Assad Serhal, SPNL Director General, said that RHAs allow game hunting with bag limit under the control of the local community that is represented by the local authority, the municipality. Management within RHAs draws on disciplines such as mathematics, chemistry, biology, ecology, climatology and geography to gain the best results. RHAs contribute to reduce the loss in the earth’s biodiversity by taking into consideration ecological principles such as carrying capacity, disturbance and succession and environmental conditions such as physical geography, pedology and hydrology with the aim of balancing the needs of wildlife with the needs of people.
“By signing this declaration, Lebanese municipalities are joining their voices and calling for the implementation and enforcement of the new hunting law that has been sitting in the starting blocks for too long and which will constitute an important step towards a well regulated hunting sector”. Serhal added.
Ms. Bassima Khatib, SPNL Assistant Director General, presented the Concept of responsible hunting and RHAs criteria.

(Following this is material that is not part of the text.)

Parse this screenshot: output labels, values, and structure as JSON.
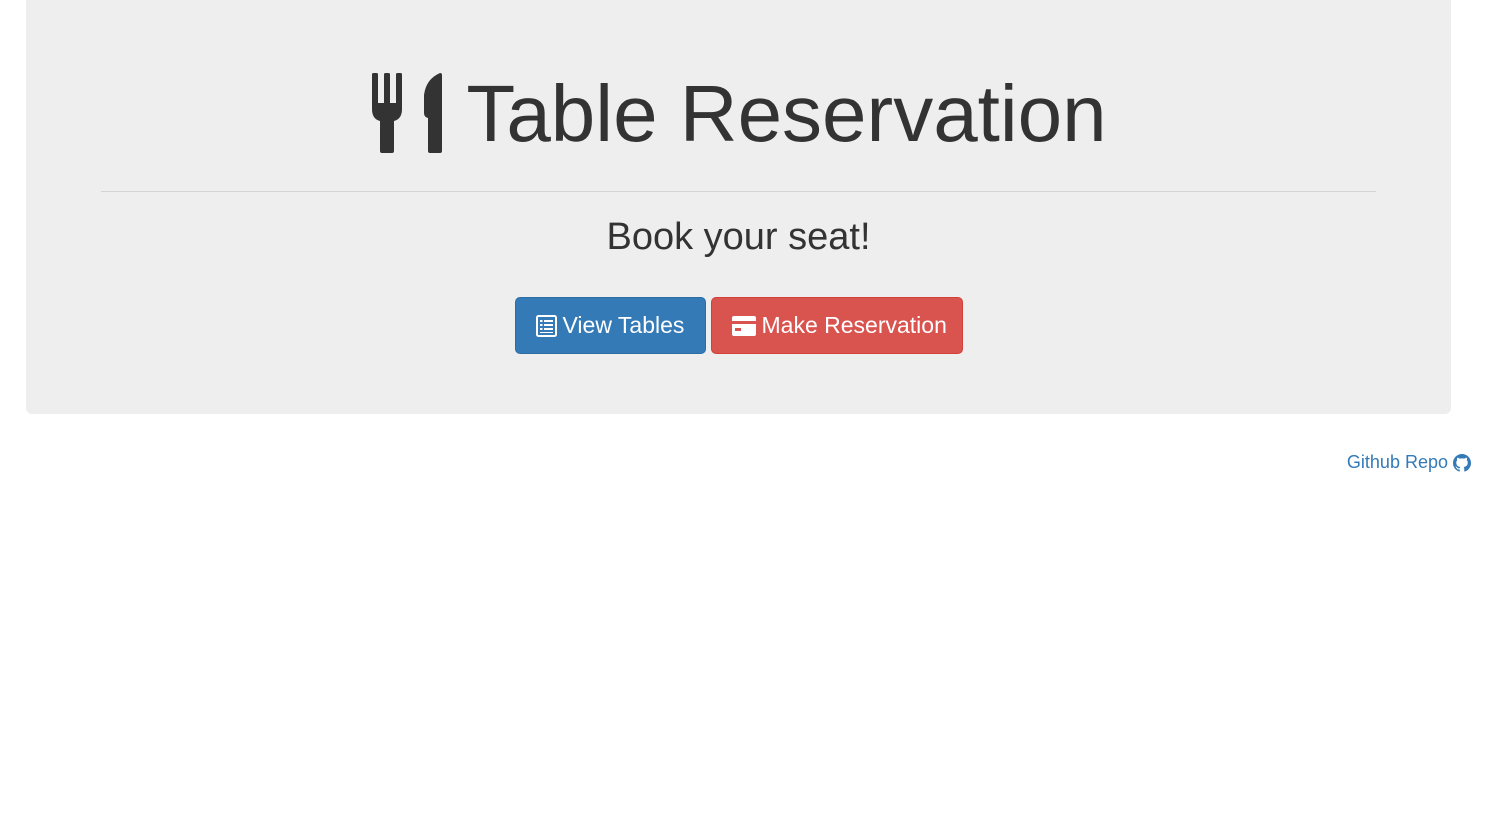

“A written willingness/decision from the municipality should be submitted as a commitment towards accepting the management of the RHA. In case the land belongs to two municipalities or more, the willingness/decision should be provided by all involved municipalities”. Khatib added. “If it happens that the RHA is 500 meters away from a protected area (nature reserve or a natural IBA or a Ramsar Site), the latter can be considered a good refuge for the escaped birds from the RHA” Khatib explained in response to a question on of the benefit of establishing RHAs near protected areas.

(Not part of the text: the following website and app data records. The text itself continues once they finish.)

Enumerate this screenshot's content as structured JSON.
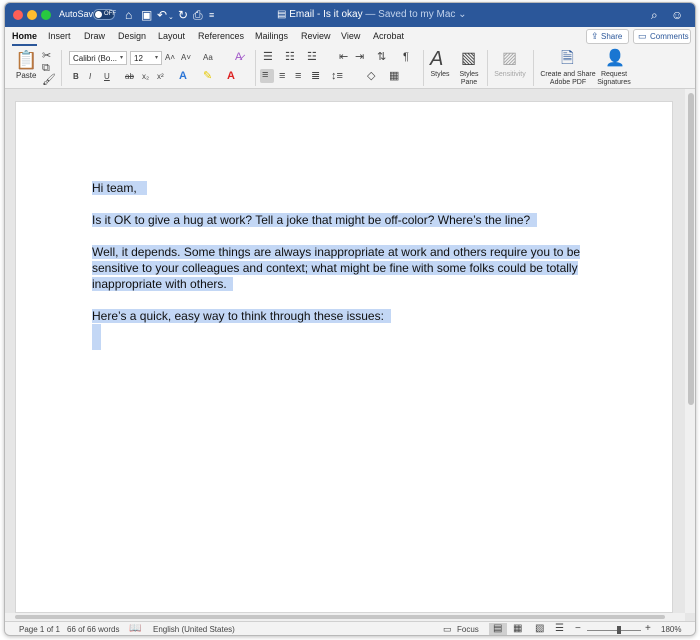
{
  "titlebar": {
    "autosave_label": "AutoSave",
    "autosave_state": "OFF",
    "doc_name": "Email - Is it okay",
    "saved_status": "— Saved to my Mac ⌄"
  },
  "tabs": [
    {
      "label": "Home",
      "active": true
    },
    {
      "label": "Insert"
    },
    {
      "label": "Draw"
    },
    {
      "label": "Design"
    },
    {
      "label": "Layout"
    },
    {
      "label": "References"
    },
    {
      "label": "Mailings"
    },
    {
      "label": "Review"
    },
    {
      "label": "View"
    },
    {
      "label": "Acrobat"
    }
  ],
  "header_buttons": {
    "share": "Share",
    "comments": "Comments"
  },
  "ribbon": {
    "paste_label": "Paste",
    "font_name": "Calibri (Bo...",
    "font_size": "12",
    "styles_label": "Styles",
    "styles_pane_label": "Styles Pane",
    "sensitivity_label": "Sensitivity",
    "create_pdf_label": "Create and Share Adobe PDF",
    "request_sig_label": "Request Signatures",
    "format_glyphs": {
      "bold": "B",
      "italic": "I",
      "underline": "U",
      "strike": "ab",
      "sub": "x₂",
      "sup": "x²",
      "grow": "A˄",
      "shrink": "A˅",
      "case": "Aa",
      "pilcrow": "¶"
    }
  },
  "document": {
    "paragraphs": [
      "Hi team,",
      "Is it OK to give a hug at work? Tell a joke that might be off-color? Where’s the line?",
      "Well, it depends. Some things are always inappropriate at work and others require you to be sensitive to your colleagues and context; what might be fine with some folks could be totally inappropriate with others.",
      "Here’s a quick, easy way to think through these issues:"
    ],
    "selection_color": "#c3d7f5"
  },
  "statusbar": {
    "page": "Page 1 of 1",
    "words": "66 of 66 words",
    "language": "English (United States)",
    "focus": "Focus",
    "zoom": "180%"
  },
  "colors": {
    "accent": "#2b579a"
  }
}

Guidelines for Management of RHAs by municipalities was presented by Dr. Ghassan Ramadan-Jaradi.
“We encourage municipalities to be a MSB envoy and role model to be followed by other municipalities in Lebanon, in order to pass the message to the broader community, including those who are not aware of the MSBs plight, considering themselves as leaders of change”. Jaradi added.
Ms. Manale Abou Dagher, from the Institute of the Environment (IOE) – University of Balamand (UOB), presented the mapping process of the potential Responsible Hunting Areas in Lebanon.
Based on a field investigations carried-out by the SPNL team, experts from the University of Balamand located 8 RHAs in several Lebanese regions as follows: Mounjiz – Akkar, Andekt – Akkar, Rouaime and Akroum – Akkar, Charbien – Hermel, Feikha – Baalbek, Anjar – Zahle, Al karoun – West Bekaa, and Qaytouleh Roum – Jezzine.
Abou Dagher concluded that RHAs maps will help ensure the adoption of the identified RHAs based on international scientific methodology, and are considered a national scientific database linking game species to existing habitats in Lebanon. Local authorities are highly encouraged to digitize their municipal characteristics in general with special emphasis on parcel distribution Future amendments/updating of hunting laws and practices are recommended to be based on these maps. These maps should be updated every five years to take into consideration landuse/landcover changes. RHAs should be declared by law leading the way to the full implementation of the Hunting Law of Lebanon. Once declared, hunting should be prohibited in any other area on the Lebanese territory.
Anjar mayor – Garabet Bambokian, announced the willingness of Anjar municipality to catalyse and adopt the formation of responsible hunting area, which is the gateway to implement the Lebanese hunting Law ratified in 2004 and all its application decrees.
Journalist Bassam Kantar, explained the content of the common declaration from municipalities supporting responsible hunting, which was signed by the representatives of the following municipalities: Anjar, Qaytouleh Roum, Charbien, Feikha, Al Karoun, Andekt, Mounjiz, and Rouaime and Akroum.